By Peter Silcock, chief executive, CCNZ.
CCNZ is a passionate advocate of the power of well-considered infrastructure projects. These projects can propel a country forward and improve the quality of lives of New Zealanders.
It’s perhaps no surprise then that we have made a submission on the proposed Natural and Built Environments Act (NBA) – the first trance of Resource Management Act (RMA) reform. This piece of legislation is one of the most important proposed in years.
An exposure draft of the legislation has been circulated. A Select Committee is currently digesting feedback from the public and a wide variety of groups, including councils and contractors involved in developing our critical infrastructure.
A second and final round of public feedback is planned for next year and we will then complete what is a once in a generation opportunity to get the management of our built and natural environment right.
This is important for contractors. The RMA and any replacement legislation will have a major impact on what we can do and how we do it. Contractors are at the sharp end of implementing processes set out within the legislation, and they are the ones bound by and implementing resource consent conditions on the ground.
The NBA is one of three pieces of legislation being developed to replace the current – and often vilified – RMA. Commentators say the decades-old RMA has done nothing to halt decline in the natural environment, but has added substantial time and cost to the development of our infrastructure and built environment, including contributing to New Zealand’s eye-watering rise in house prices. Reforming the 30-year-old RMA is therefore a welcome but considerable task which will have impacts for all New Zealanders.
Is the exposure draft of the NBA up to the job?

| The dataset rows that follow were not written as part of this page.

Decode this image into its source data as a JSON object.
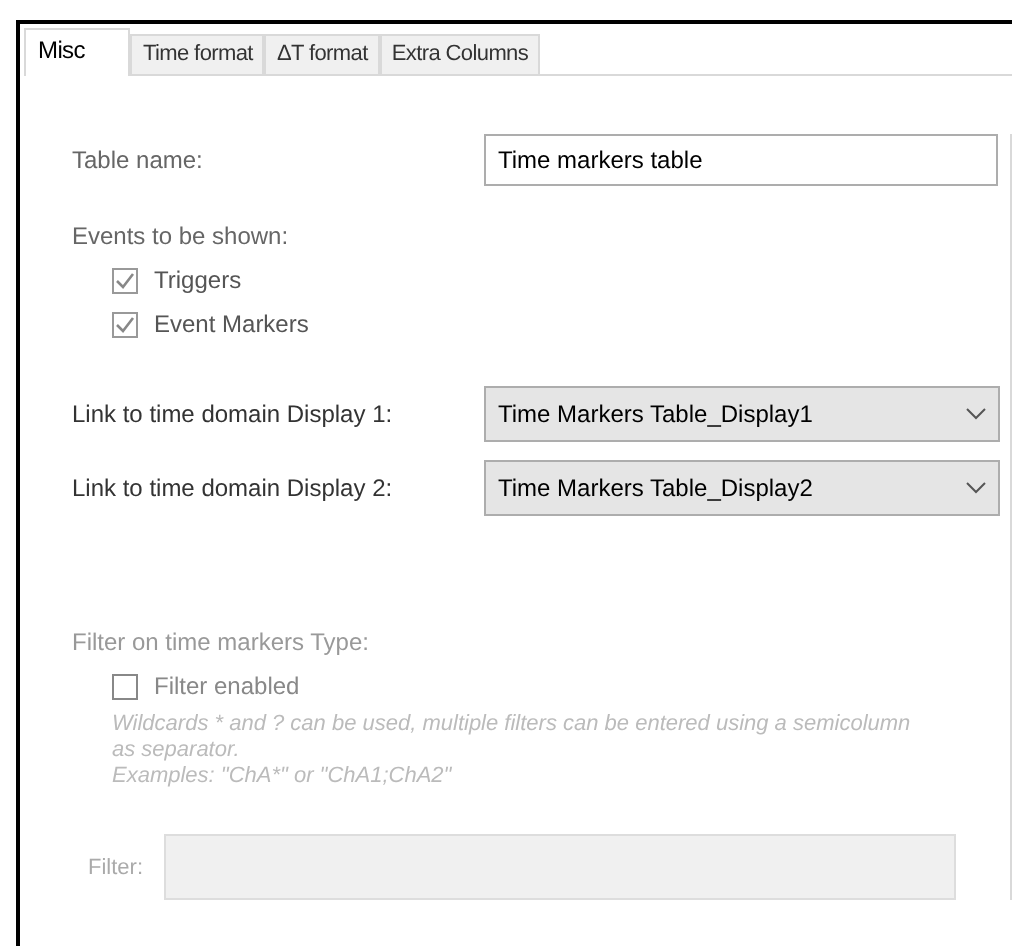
{
  "tabs": [
    {
      "label": "Misc",
      "selected": true
    },
    {
      "label": "Time format",
      "selected": false
    },
    {
      "label": "ΔT format",
      "selected": false
    },
    {
      "label": "Extra Columns",
      "selected": false
    }
  ],
  "table_name": {
    "label": "Table name:",
    "value": "Time markers table"
  },
  "events": {
    "label": "Events to be shown:",
    "items": [
      {
        "label": "Triggers",
        "checked": true
      },
      {
        "label": "Event Markers",
        "checked": true
      }
    ]
  },
  "links": [
    {
      "label": "Link to time domain Display 1:",
      "value": "Time Markers Table_Display1"
    },
    {
      "label": "Link to time domain Display 2:",
      "value": "Time Markers Table_Display2"
    }
  ],
  "filter": {
    "heading": "Filter on time markers Type:",
    "disabled": true,
    "checkbox": {
      "label": "Filter enabled",
      "checked": false
    },
    "hint": [
      "Wildcards * and ? can be used, multiple filters can be entered using a semicolumn as separator.",
      "Examples: \"ChA*\" or  \"ChA1;ChA2\""
    ],
    "field_label": "Filter:"
  }
}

The name of the proposed Bill recognises both the natural and built environment. This is a promising start and there are some welcome proposals in the Bill. But the key shortcoming seems to be the lack of a mechanism to balance the needs of New Zealanders around the built environment, (think – transport, water, energy, and communications networks, homes and commercial) and the need to preserve and restore the natural environment.
By its nature, the construction of our built environment modifies the natural environment. That has been happening for centuries all around the world. These issues are not new issues, and we are not alone in trying to manage them. The issue for me is that the Bill needs to give councils who will be implementing it clarity around how to balance between environmental protection and social and cultural well-being.
The legislation also needs to balance the needs of our productive environment (our farms, orchards, and plantation forests) and our recreational needs (parks, sports fields, golf courses, walking and tramping tracks and shelters) with our natural environment.
Councils that implement the legislation have a responsibility to represent a vast array of interests in their communities, so they need a system to allow for all these interests, whether competing or not, to be considered. Without that clarity delays and legal battles are most likely to prevail.
This speaks to Civil Contractors New Zealand’s major concern. The proposed new Act is unclear and lacking in detail, and any grey areas could lead to decades of delay for the important projects that will benefit the country’s people, businesses, and communities. In its current form, there is a risk that it could block infrastructure that the country is crying out for, such as the creation of roads and water networks for new housing subdivisions.
A lack of clarity in the legislation could also further impede projects with positive environmental outcomes, like flood or erosion protection works that can protect towns and vulnerable habitats alike, or drainage systems to prevent the discharge of waste into the natural environment. Or the construction of quality roads on which to drive our buses, trucks, commercial vehicles, ride share and private vehicles.
This is an issue many local authorities have picked up on as well. When submitting his own council’s feedback, Marlborough Mayor John Leggett said; “There is significant work left to be done and it is difficult to provide comprehensive submissions when the draft contains so little detail.” This is a concern mirrored by others, too, with 10 Southland and Otago councils, including Dunedin City Council, saying it, “could lead to long and costly arguments and legal action”.
This highlights the exact problem that the Bill needs to address. How will new legislation allow the Government to reduce blockages and accelerate the planning process if it provides no obvious mechanism to reduce the time and cost of built environment projects, or to resolve the myriad debates over their construction?
Contractors are an important voice in this debate. While CCNZ supports the need for new legislation, I don’t think the Bill is going to work in its current state and without that detail. But we still have a chance to find a way to balance the needs of the natural and built environment and resolve the endless debates that have mired our most important projects for too long.
So, while we have all clearly identified some problems and shortcomings of the exposure draft, we now need to further develop clear ideas around how the planning system will deliver on our collective expectations around protection of the environment and modern, productive, and environmentally sustainable cities, towns, farms, and infrastructure.
The RMA has been in place for 30 years, so let’s not wait another 30 to make the changes that New Zealand desperately needs.